Yesterday’s example was the term ribbon. While the concept was an innovation at the time that is quite prevalent in software today, the term is not necessarily highly visible. Today’s focus will be on the term-selection criterion “visibility”—in other words, on terms that are conspicuous and prevalent.
Look at the following screen prints from products within the Microsoft© Office 2010 suite:
Did you find some highly visible terms there? All of them stand for ribbon tabs that are highly standardized to maximize user retention: One term representing the same concept in each of the different products makes it much easier for the user to remember where to find what. Do you think that this was a coordinated effort? I don’t know for sure, as my involvement with Office was limited to Office 2007, but it looks like it. That, too, is terminology management.

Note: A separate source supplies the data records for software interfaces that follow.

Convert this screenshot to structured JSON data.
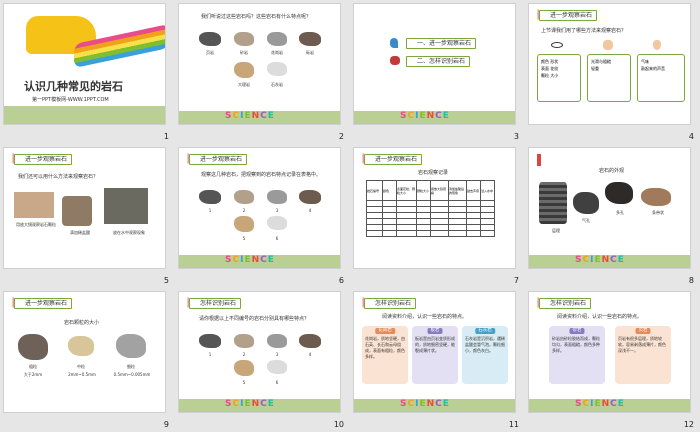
{
  "slides": [
    {
      "num": "1",
      "title": "认识几种常见的岩石",
      "subtitle": "第一PPT模板网-WWW.1PPT.COM"
    },
    {
      "num": "2",
      "question": "我们听说过这些岩石吗？这些岩石有什么特点呢？",
      "rocks": [
        "页岩",
        "砂岩",
        "花岗岩",
        "砾岩",
        "大理岩",
        "石灰岩"
      ]
    },
    {
      "num": "3",
      "items": [
        "一、进一步观察岩石",
        "二、怎样识别岩石"
      ]
    },
    {
      "num": "4",
      "header": "进一步观察岩石",
      "question": "上节课我们用了哪些方法来观察岩石？",
      "senses": [
        {
          "text": "颜色 形状\n表面 花纹\n颗粒 大小"
        },
        {
          "text": "光滑与粗糙\n轻重"
        },
        {
          "text": "气味\n敲起来的声音"
        }
      ]
    },
    {
      "num": "5",
      "header": "进一步观察岩石",
      "question": "我们还可以用什么方法来观察岩石？",
      "captions": [
        "用放大镜观察岩石颗粒",
        "滴加稀盐酸",
        "放在水中观察现象"
      ]
    },
    {
      "num": "6",
      "header": "进一步观察岩石",
      "question": "观察这几种岩石，把观察到的岩石特点记录在表格中。",
      "labels": [
        "1",
        "2",
        "3",
        "4",
        "5",
        "6"
      ]
    },
    {
      "num": "7",
      "header": "进一步观察岩石",
      "table_title": "岩石观察记录",
      "columns": [
        "岩石编号",
        "颜色",
        "表面花纹、颗粒大小",
        "颗粒大小",
        "用放大镜观察",
        "滴加盐酸后的现象",
        "敲击声音",
        "浸入水中"
      ]
    },
    {
      "num": "8",
      "header": "",
      "title": "岩石的外观",
      "labels": [
        "层理",
        "气孔",
        "多孔",
        "条带状"
      ]
    },
    {
      "num": "9",
      "header": "进一步观察岩石",
      "title": "岩石颗粒的大小",
      "rocks": [
        {
          "name": "粗粒",
          "size": "大于2mm"
        },
        {
          "name": "中粒",
          "size": "2mm~0.5mm"
        },
        {
          "name": "细粒",
          "size": "0.5mm~0.005mm"
        }
      ]
    },
    {
      "num": "10",
      "header": "怎样识别岩石",
      "question": "请你根据以上不同编号的岩石分别具有哪些特点？",
      "labels": [
        "1",
        "2",
        "3",
        "4",
        "5",
        "6"
      ]
    },
    {
      "num": "11",
      "header": "怎样识别岩石",
      "question": "阅读资料介绍，认识一些岩石的特点。",
      "cards": [
        {
          "title": "花岗岩",
          "text": "花岗岩，质地坚硬，由石英、长石和云母组成，表面有粗粒，颜色多样。"
        },
        {
          "title": "板岩",
          "text": "板岩是由页岩变质形成的，质地细密坚硬，能裂成薄片状。"
        },
        {
          "title": "石灰岩",
          "text": "石灰岩是沉积岩，遇稀盐酸会冒气泡，颗粒细小，颜色灰白。"
        }
      ]
    },
    {
      "num": "12",
      "header": "怎样识别岩石",
      "question": "阅读资料介绍，认识一些岩石的特点。",
      "cards": [
        {
          "title": "砂岩",
          "text": "砂岩由砂粒胶结而成，颗粒均匀，表面粗糙，颜色多种多样。"
        },
        {
          "title": "页岩",
          "text": "页岩有很多层理，质地较软，容易剥落成薄片，颜色深浅不一。"
        }
      ]
    }
  ],
  "science_word": [
    "S",
    "C",
    "I",
    "E",
    "N",
    "C",
    "E"
  ]
}
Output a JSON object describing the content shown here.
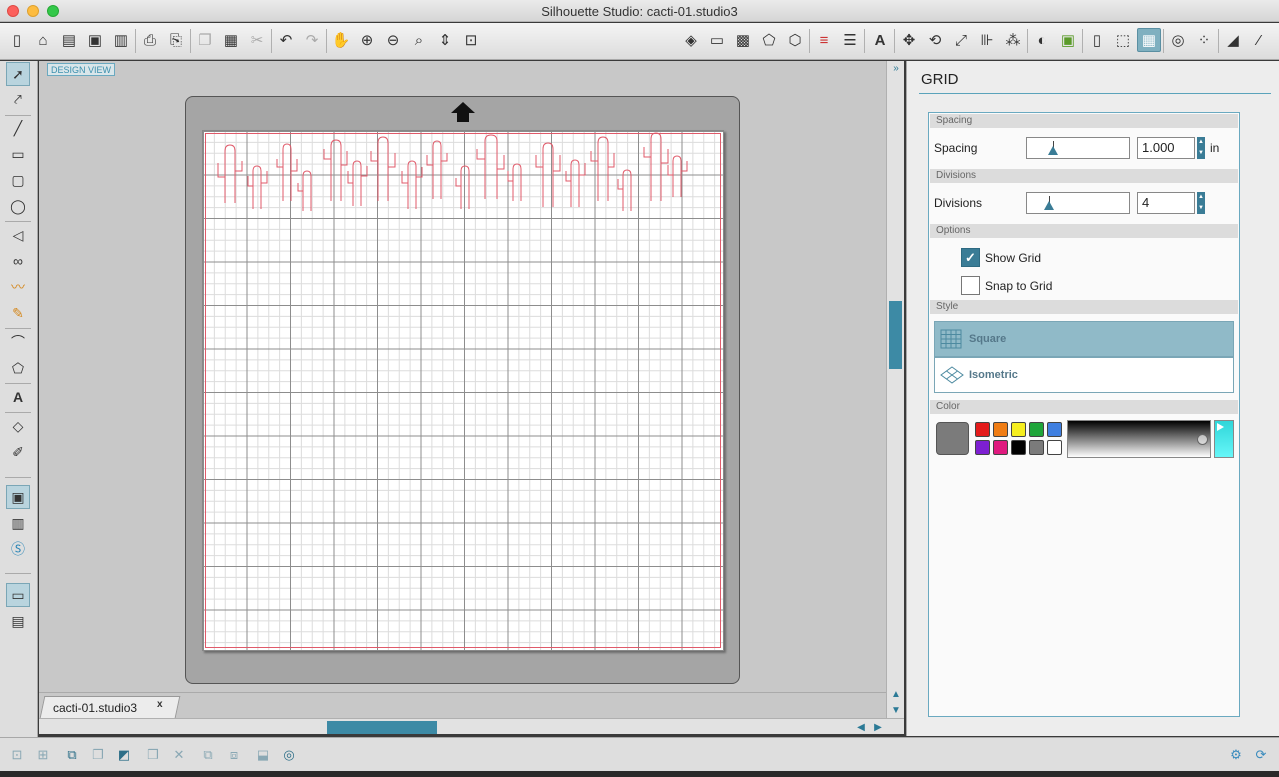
{
  "window": {
    "title": "Silhouette Studio: cacti-01.studio3"
  },
  "canvas": {
    "view_label": "DESIGN VIEW"
  },
  "document_tab": {
    "label": "cacti-01.studio3",
    "close_label": "x"
  },
  "panel": {
    "title": "GRID",
    "sections": {
      "spacing": "Spacing",
      "divisions": "Divisions",
      "options": "Options",
      "style": "Style",
      "color": "Color"
    },
    "spacing": {
      "label": "Spacing",
      "value": "1.000",
      "unit": "in",
      "slider_level": 0.25
    },
    "divisions": {
      "label": "Divisions",
      "value": "4",
      "slider_level": 0.22
    },
    "options": {
      "show_grid": {
        "label": "Show Grid",
        "checked": true
      },
      "snap_to_grid": {
        "label": "Snap to Grid",
        "checked": false
      }
    },
    "styles": [
      {
        "label": "Square",
        "selected": true
      },
      {
        "label": "Isometric",
        "selected": false
      }
    ],
    "color": {
      "current": "#7b7b7b",
      "swatches": [
        "#e41b1b",
        "#f07d14",
        "#f6ee1f",
        "#1fa53a",
        "#3f7fe0",
        "#7d1fd1",
        "#e01a7f",
        "#000000",
        "#7b7b7b",
        "#ffffff"
      ]
    }
  },
  "colors": {
    "accent": "#3a7c96",
    "cut_line": "#e05a6a"
  }
}
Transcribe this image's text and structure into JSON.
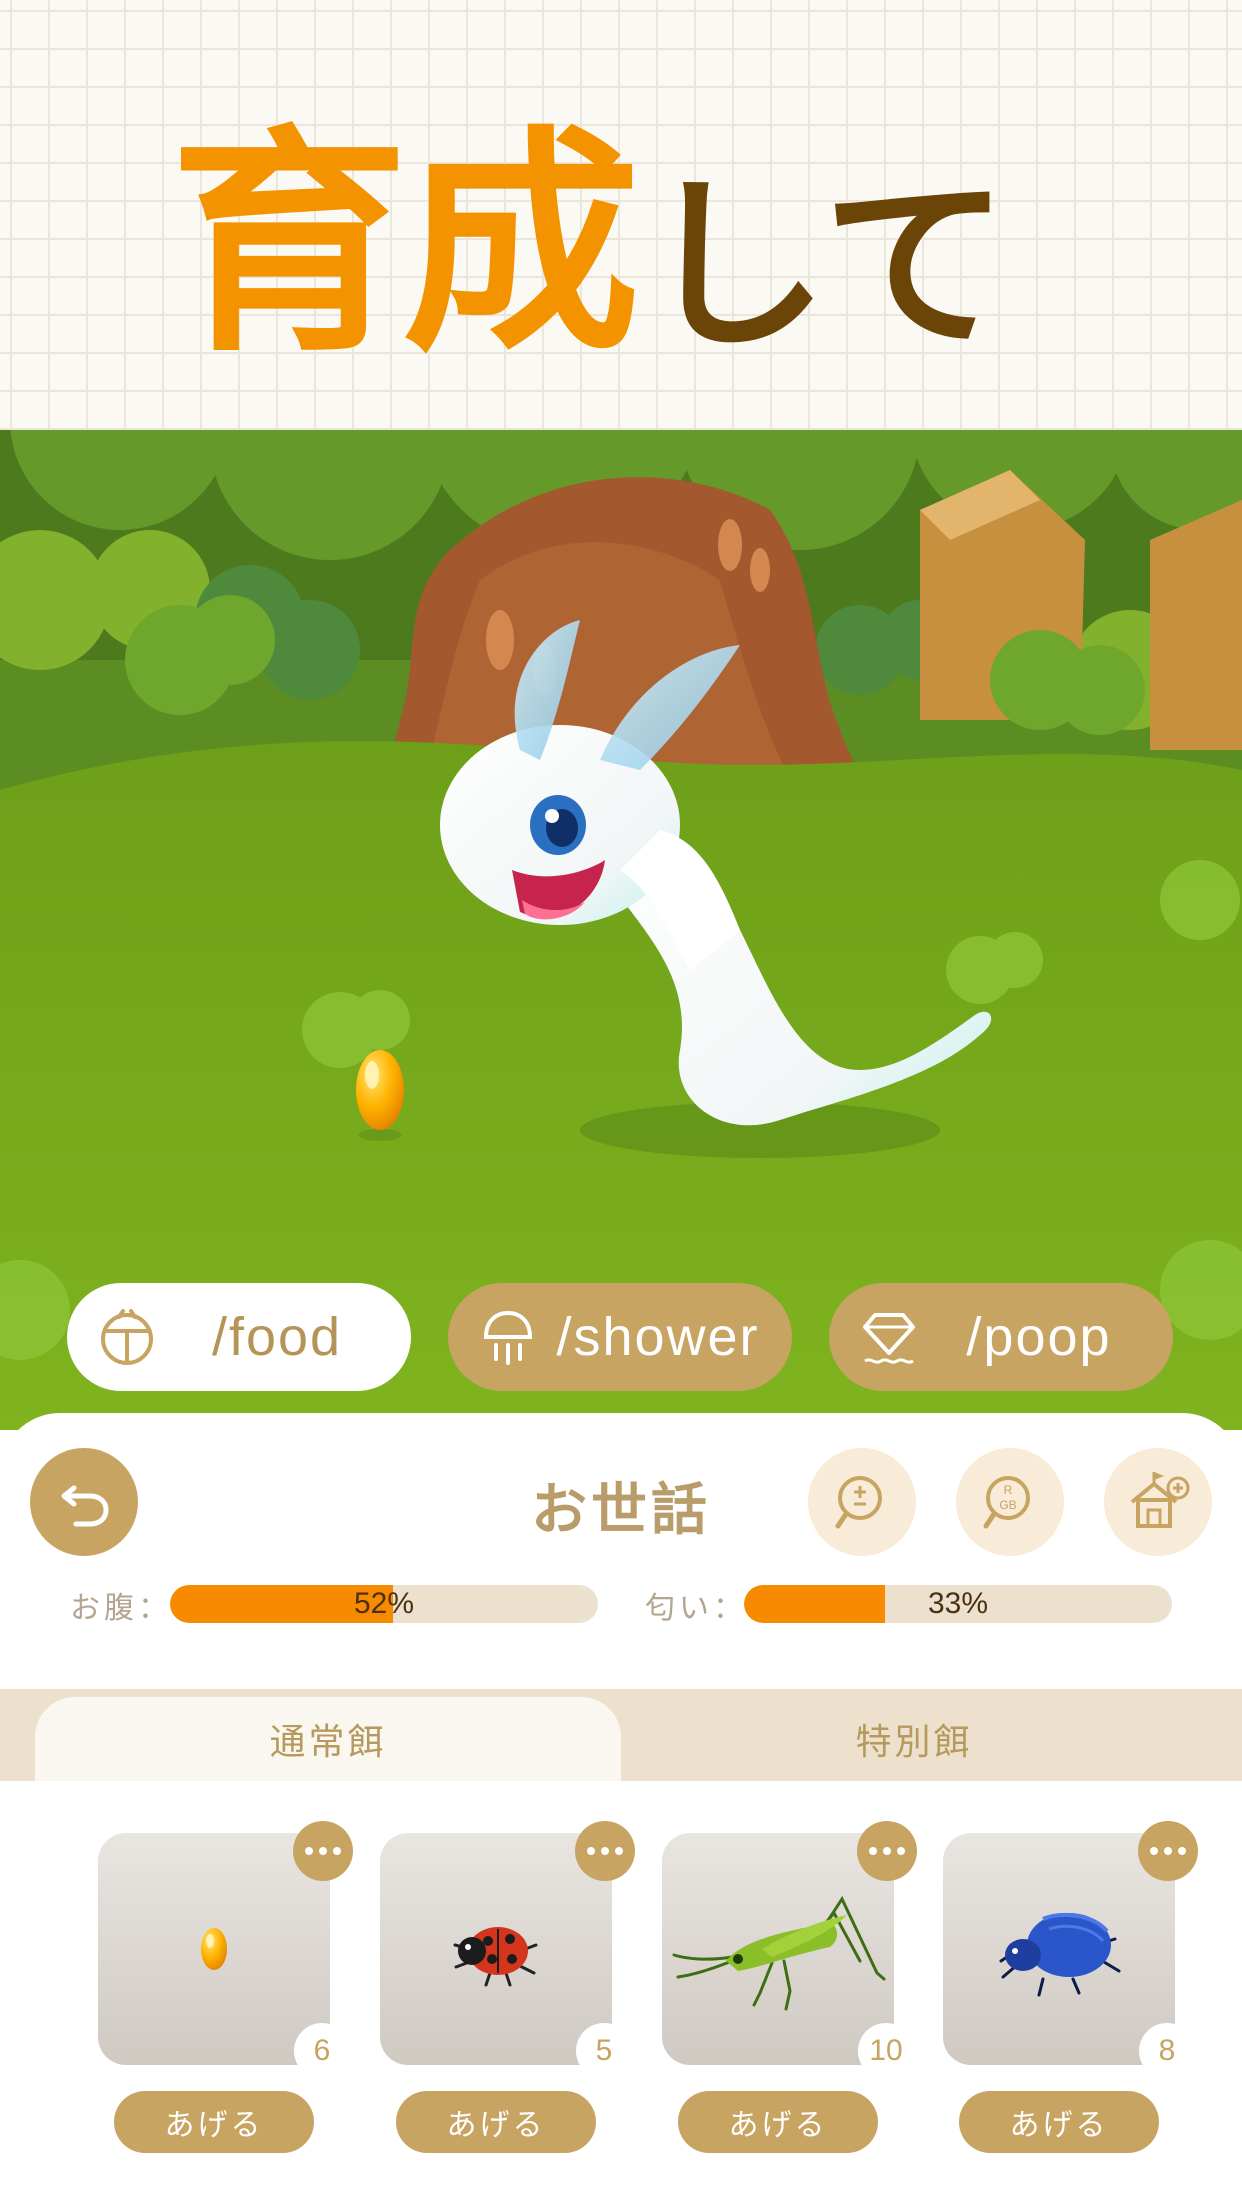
{
  "banner": {
    "title_main": "育成",
    "title_sub": "して"
  },
  "scene": {
    "icons": [
      "tree-icon",
      "creature-icon",
      "food-pellet-icon"
    ]
  },
  "actions": [
    {
      "label": "/food",
      "icon": "food-icon",
      "selected": true
    },
    {
      "label": "/shower",
      "icon": "shower-icon",
      "selected": false
    },
    {
      "label": "/poop",
      "icon": "poop-icon",
      "selected": false
    }
  ],
  "panel": {
    "title": "お世話",
    "back_icon": "back-arrow-icon",
    "tools": [
      "scale-search-icon",
      "rgb-icon",
      "house-icon"
    ],
    "stats": [
      {
        "label": "お腹：",
        "value_text": "52%",
        "fraction": 0.52
      },
      {
        "label": "匂い：",
        "value_text": "33%",
        "fraction": 0.33
      }
    ]
  },
  "tabs": [
    {
      "label": "通常餌",
      "active": true
    },
    {
      "label": "特別餌",
      "active": false
    }
  ],
  "foods": [
    {
      "icon": "pellet-icon",
      "count": "6",
      "button": "あげる"
    },
    {
      "icon": "ladybug-icon",
      "count": "5",
      "button": "あげる"
    },
    {
      "icon": "grasshopper-icon",
      "count": "10",
      "button": "あげる"
    },
    {
      "icon": "beetle-icon",
      "count": "8",
      "button": "あげる"
    }
  ],
  "colors": {
    "accent": "#f39300",
    "brown": "#6b4508",
    "gold": "#c7a462",
    "bar_fill": "#f88a00",
    "grass": "#79ad1c"
  }
}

Highly-visible terms must be correct in both the source and all target languages. Inconsistencies, spelling errors or variations are not only embarrassing, they lead to less trust by users, especially in markets with high-quality expectations. Terminology management working methods can spare you the embarrassment and lead to a trusting relationship with the users.